The records -
-- -- --

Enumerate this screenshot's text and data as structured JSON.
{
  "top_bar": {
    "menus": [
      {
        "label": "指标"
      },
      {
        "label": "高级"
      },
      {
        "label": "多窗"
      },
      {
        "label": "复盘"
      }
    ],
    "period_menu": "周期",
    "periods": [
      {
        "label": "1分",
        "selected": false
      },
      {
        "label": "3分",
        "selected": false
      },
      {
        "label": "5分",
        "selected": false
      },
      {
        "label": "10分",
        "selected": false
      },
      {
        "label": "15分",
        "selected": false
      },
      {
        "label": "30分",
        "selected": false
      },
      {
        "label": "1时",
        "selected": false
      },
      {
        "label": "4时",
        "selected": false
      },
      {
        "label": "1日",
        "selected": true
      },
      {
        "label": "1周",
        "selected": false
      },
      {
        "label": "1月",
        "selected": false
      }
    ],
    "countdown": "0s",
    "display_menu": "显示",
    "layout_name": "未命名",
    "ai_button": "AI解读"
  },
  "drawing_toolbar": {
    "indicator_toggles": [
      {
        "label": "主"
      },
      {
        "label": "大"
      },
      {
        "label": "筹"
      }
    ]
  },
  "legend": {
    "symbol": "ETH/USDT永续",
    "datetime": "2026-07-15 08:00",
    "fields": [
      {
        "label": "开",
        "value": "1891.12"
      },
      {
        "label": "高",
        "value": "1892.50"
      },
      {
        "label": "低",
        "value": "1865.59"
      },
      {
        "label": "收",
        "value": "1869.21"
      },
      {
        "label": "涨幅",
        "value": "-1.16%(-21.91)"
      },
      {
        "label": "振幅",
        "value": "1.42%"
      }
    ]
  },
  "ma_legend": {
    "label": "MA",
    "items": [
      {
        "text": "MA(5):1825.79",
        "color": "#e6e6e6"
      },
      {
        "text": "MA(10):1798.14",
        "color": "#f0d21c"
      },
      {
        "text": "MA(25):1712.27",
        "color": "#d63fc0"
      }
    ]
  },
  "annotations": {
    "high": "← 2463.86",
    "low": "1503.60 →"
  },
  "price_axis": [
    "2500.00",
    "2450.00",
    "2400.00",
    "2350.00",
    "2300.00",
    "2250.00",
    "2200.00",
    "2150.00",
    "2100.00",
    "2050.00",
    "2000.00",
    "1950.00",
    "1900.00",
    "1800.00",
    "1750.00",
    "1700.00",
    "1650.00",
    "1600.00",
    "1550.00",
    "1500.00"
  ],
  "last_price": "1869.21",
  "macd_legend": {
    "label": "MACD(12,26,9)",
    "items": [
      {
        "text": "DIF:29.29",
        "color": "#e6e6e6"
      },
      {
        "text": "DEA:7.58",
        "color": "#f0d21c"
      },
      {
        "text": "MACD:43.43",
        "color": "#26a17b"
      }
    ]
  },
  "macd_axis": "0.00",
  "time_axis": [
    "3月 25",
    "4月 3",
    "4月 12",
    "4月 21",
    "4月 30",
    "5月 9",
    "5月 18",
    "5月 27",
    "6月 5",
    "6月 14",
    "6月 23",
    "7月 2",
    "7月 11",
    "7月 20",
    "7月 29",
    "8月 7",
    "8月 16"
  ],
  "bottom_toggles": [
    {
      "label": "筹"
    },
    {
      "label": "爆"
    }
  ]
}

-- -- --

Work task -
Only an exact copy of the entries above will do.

Exercise answer -
Enumerate this screenshot's text and data as structured JSON.
{
  "top_bar": {
    "menus": [
      {
        "label": "指标"
      },
      {
        "label": "高级"
      },
      {
        "label": "多窗"
      },
      {
        "label": "复盘"
      }
    ],
    "period_menu": "周期",
    "periods": [
      {
        "label": "1分",
        "selected": false
      },
      {
        "label": "3分",
        "selected": false
      },
      {
        "label": "5分",
        "selected": false
      },
      {
        "label": "10分",
        "selected": false
      },
      {
        "label": "15分",
        "selected": false
      },
      {
        "label": "30分",
        "selected": false
      },
      {
        "label": "1时",
        "selected": false
      },
      {
        "label": "4时",
        "selected": false
      },
      {
        "label": "1日",
        "selected": true
      },
      {
        "label": "1周",
        "selected": false
      },
      {
        "label": "1月",
        "selected": false
      }
    ],
    "countdown": "0s",
    "display_menu": "显示",
    "layout_name": "未命名",
    "ai_button": "AI解读"
  },
  "drawing_toolbar": {
    "indicator_toggles": [
      {
        "label": "主"
      },
      {
        "label": "大"
      },
      {
        "label": "筹"
      }
    ]
  },
  "legend": {
    "symbol": "ETH/USDT永续",
    "datetime": "2026-07-15 08:00",
    "fields": [
      {
        "label": "开",
        "value": "1891.12"
      },
      {
        "label": "高",
        "value": "1892.50"
      },
      {
        "label": "低",
        "value": "1865.59"
      },
      {
        "label": "收",
        "value": "1869.21"
      },
      {
        "label": "涨幅",
        "value": "-1.16%(-21.91)"
      },
      {
        "label": "振幅",
        "value": "1.42%"
      }
    ]
  },
  "ma_legend": {
    "label": "MA",
    "items": [
      {
        "text": "MA(5):1825.79",
        "color": "#e6e6e6"
      },
      {
        "text": "MA(10):1798.14",
        "color": "#f0d21c"
      },
      {
        "text": "MA(25):1712.27",
        "color": "#d63fc0"
      }
    ]
  },
  "annotations": {
    "high": "← 2463.86",
    "low": "1503.60 →"
  },
  "price_axis": [
    "2500.00",
    "2450.00",
    "2400.00",
    "2350.00",
    "2300.00",
    "2250.00",
    "2200.00",
    "2150.00",
    "2100.00",
    "2050.00",
    "2000.00",
    "1950.00",
    "1900.00",
    "1800.00",
    "1750.00",
    "1700.00",
    "1650.00",
    "1600.00",
    "1550.00",
    "1500.00"
  ],
  "last_price": "1869.21",
  "macd_legend": {
    "label": "MACD(12,26,9)",
    "items": [
      {
        "text": "DIF:29.29",
        "color": "#e6e6e6"
      },
      {
        "text": "DEA:7.58",
        "color": "#f0d21c"
      },
      {
        "text": "MACD:43.43",
        "color": "#26a17b"
      }
    ]
  },
  "macd_axis": "0.00",
  "time_axis": [
    "3月 25",
    "4月 3",
    "4月 12",
    "4月 21",
    "4月 30",
    "5月 9",
    "5月 18",
    "5月 27",
    "6月 5",
    "6月 14",
    "6月 23",
    "7月 2",
    "7月 11",
    "7月 20",
    "7月 29",
    "8月 7",
    "8月 16"
  ],
  "bottom_toggles": [
    {
      "label": "筹"
    },
    {
      "label": "爆"
    }
  ]
}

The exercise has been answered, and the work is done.